FOG: In my opinion the question is not whether we can but the fact that we must be able to make shopping centers. I’ve always complained that architects like me don’t do shopping centers. That’s why I did Santa Monica Place. But, just like at EuroDisney, something got lost there too – they came in with all their stuff and it’s overwhelming. I’ve seen Roosevelt Fields. A shopping center in New York that I.M. Pei did – it’s very Miesian and it looked like IIT. Pei controlled every detail, but it failed miserably because it was too sophisticated. It was a bad shopping center. So, how do you make a good shopping center? I made Disney stronger than Santa Monica Place – its image was stronger – and the goal was not just to allow people to shop, but to actually encourage them to shop. The idea was that during the day the building would be fairly benign, but then, after 4:00 in the dull Paris sky, it would come to life and it would become irresistible. I accepted that as part of the program and I didn’t feel that I was selling out just by accepting the program. My concern was how to make architecture, instead of just building, that people would respond to and use and that would enrich their experience. Had I pushed a little harder and gotten more involved in the design of all the elements, I think it could have been different. That was my mis-calculation. I thought the strength of the building’s image could hold the stuff Disney pasted on to it, and by the time I realized it couldn’t, it was too late. In the context of Disneyland you can’t escape. But if I took this same building and put it somewhere else, including the barrage of graphics, it would be sustainable. One would have to be involved at an extreme level of detail, and avoiding Disney’s tendency to homogenize everything might even require collaboration. If Koolhaas, Eisenman, Venturi and Hollein had been building EuroDisney, I can imagine us ending up with a better thing. Not a better Disneyland. At the end of the day, I think maybe architecture and Disney don’t mix.
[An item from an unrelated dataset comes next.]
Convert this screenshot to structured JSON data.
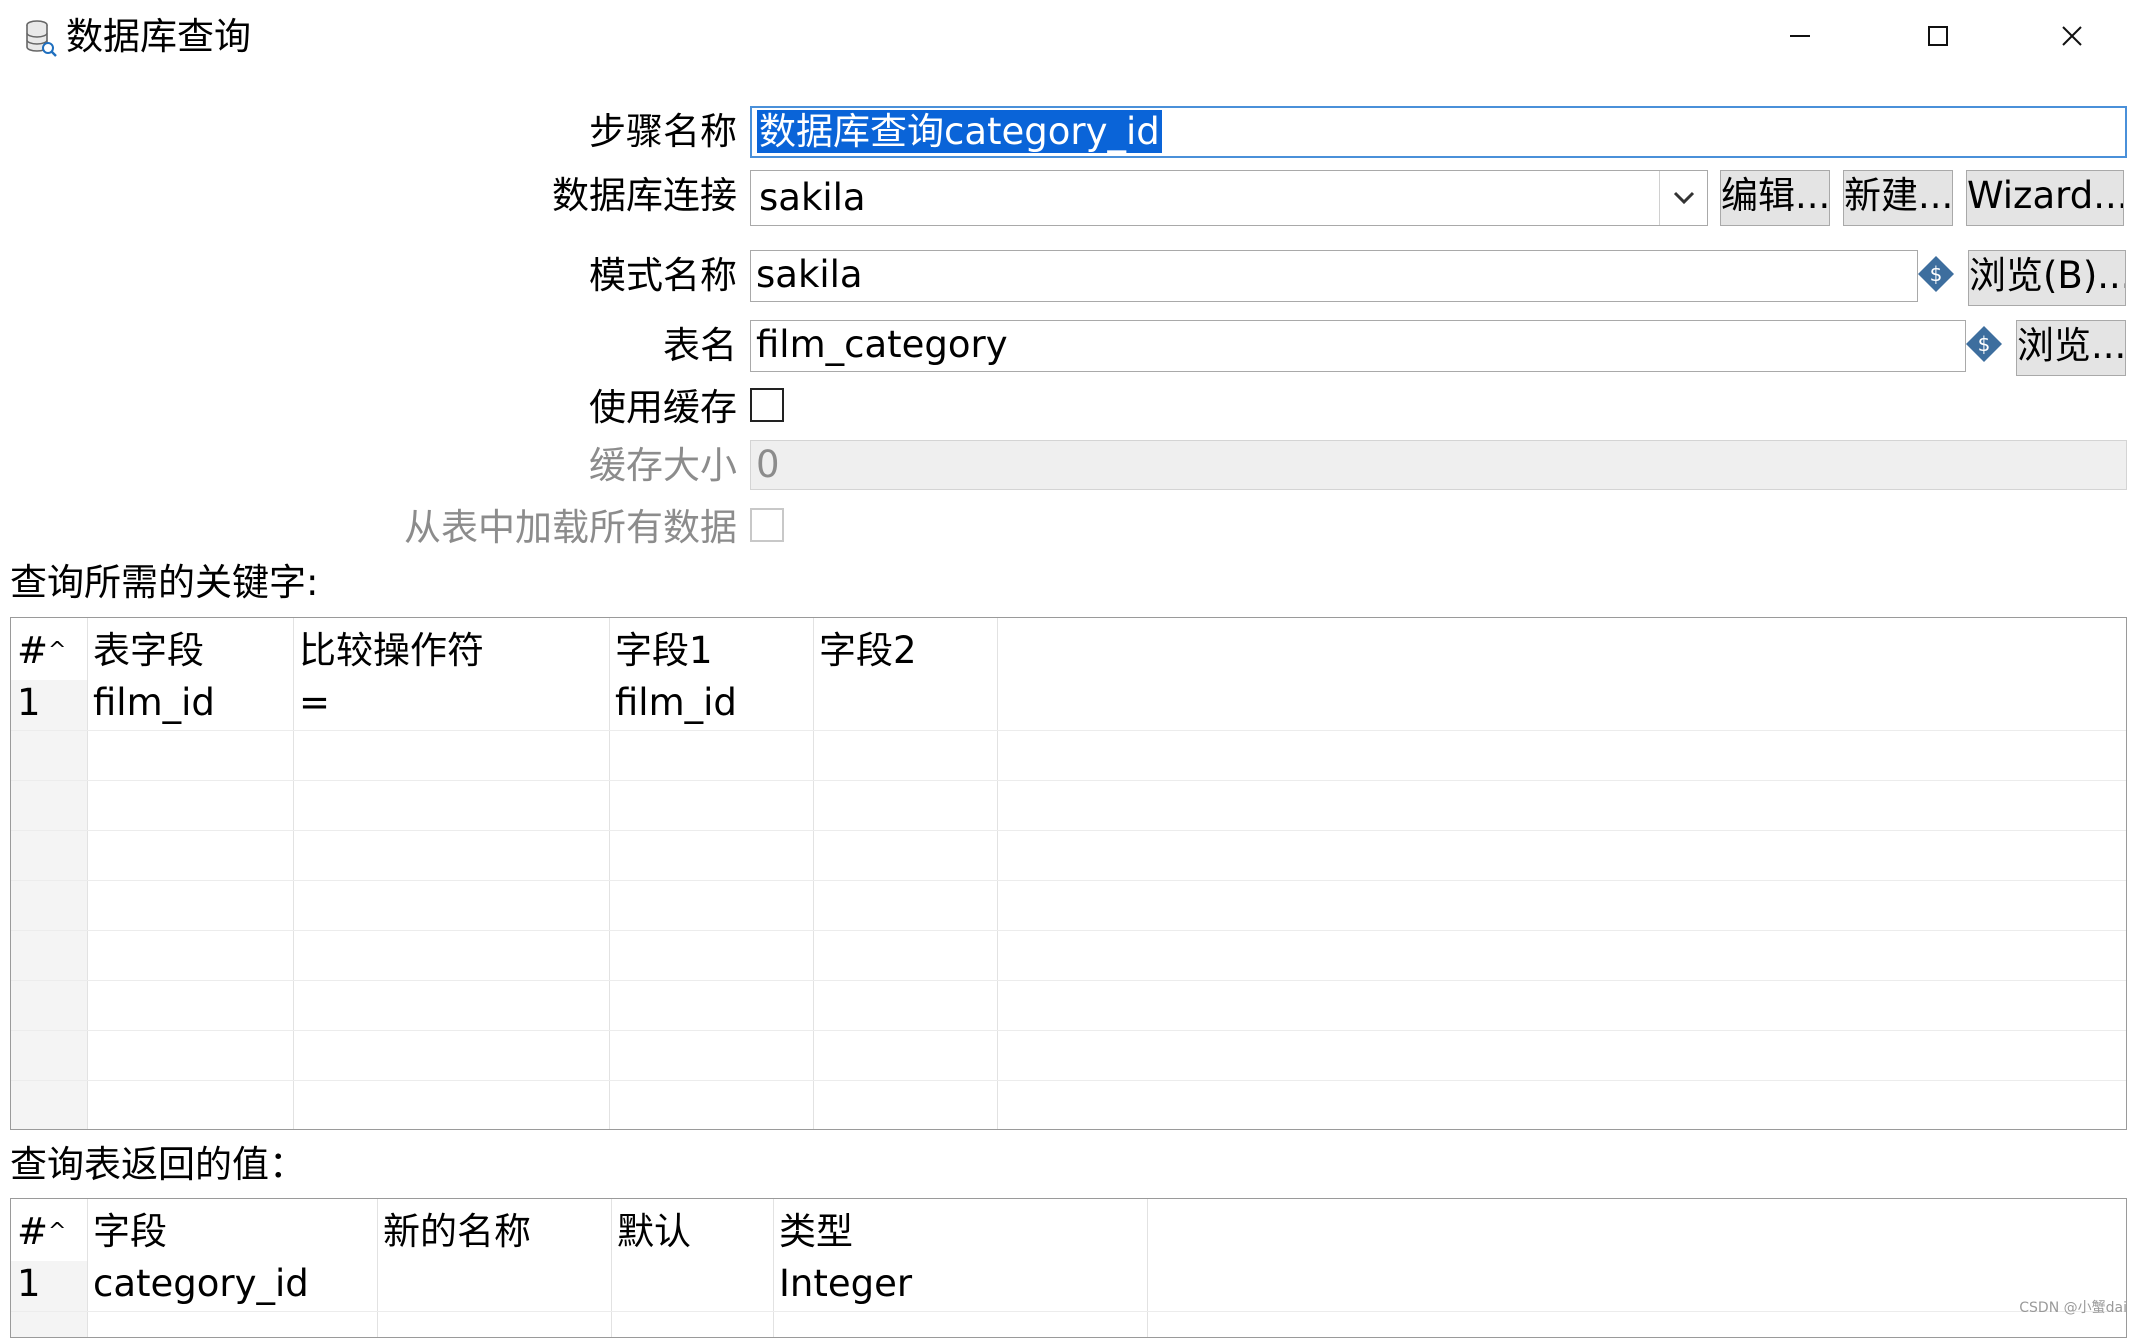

SL: You place a great deal of emphasis on Disney’s capacity to negate truthfulness. Is the rest of the world outside Disney so much more innocent?

FOG: There is a question of critical mass. Two Rodeo Drive is Disney outside of Disneyland. But then there’s Wilshire Boulevard which is simply more honest -there is a toughness about reality that you can’t fake. Some pieces along Wilshire Boulevard may be contrived, but Wilshire itself was not contrived in total. The whole is bigger than any of its parts. Disney is all chocolate sundaes and the whole simply overwhelming. Simply by being there you get covered in whipped cream. I believe in the difference between reality and illusion. To be overpowered by the real is one thing; to be overpowered by the ersatz is something else. Disney needs illusion to sell, and theirs is a seduction that uses nostalgia, but, in the end, they too are overpowered by their own images. Eisner really wants to be a patron of architecture – he would like to be a Medici, but since he exists as part of a corporate structure, defined by the bottom line; his engine can’t really be fueled by architecture. He can’t escape his own context any more than architecture can. But Eisner still represents a ray of hope – he’s a major client, he’s very smart and he’s already taken a long shot for which he should be congratulated. But what he could still do is take a leading role in getting the movie industry involved in city building. If you think of how important something like Fritz Lang’s Metropolis has been to our understanding of cities, think what it might be like if architects were encouraged to develop a three-dimensional Metropolis, if they were given a chance to update that image and find a new model appropriate to our own time. That could be exciting and Eisner could help get us there. As it stands now,  Disney’s job is to always look good in contrast to society’s degeneration. Given the rate of our social disintegration, maybe Disney will look even better in three hundred years. Maybe in that context, Eisner will seem like the Medici and Disney will look like Florence.

Sylvia Lavin

Back to February 1993 Newsletter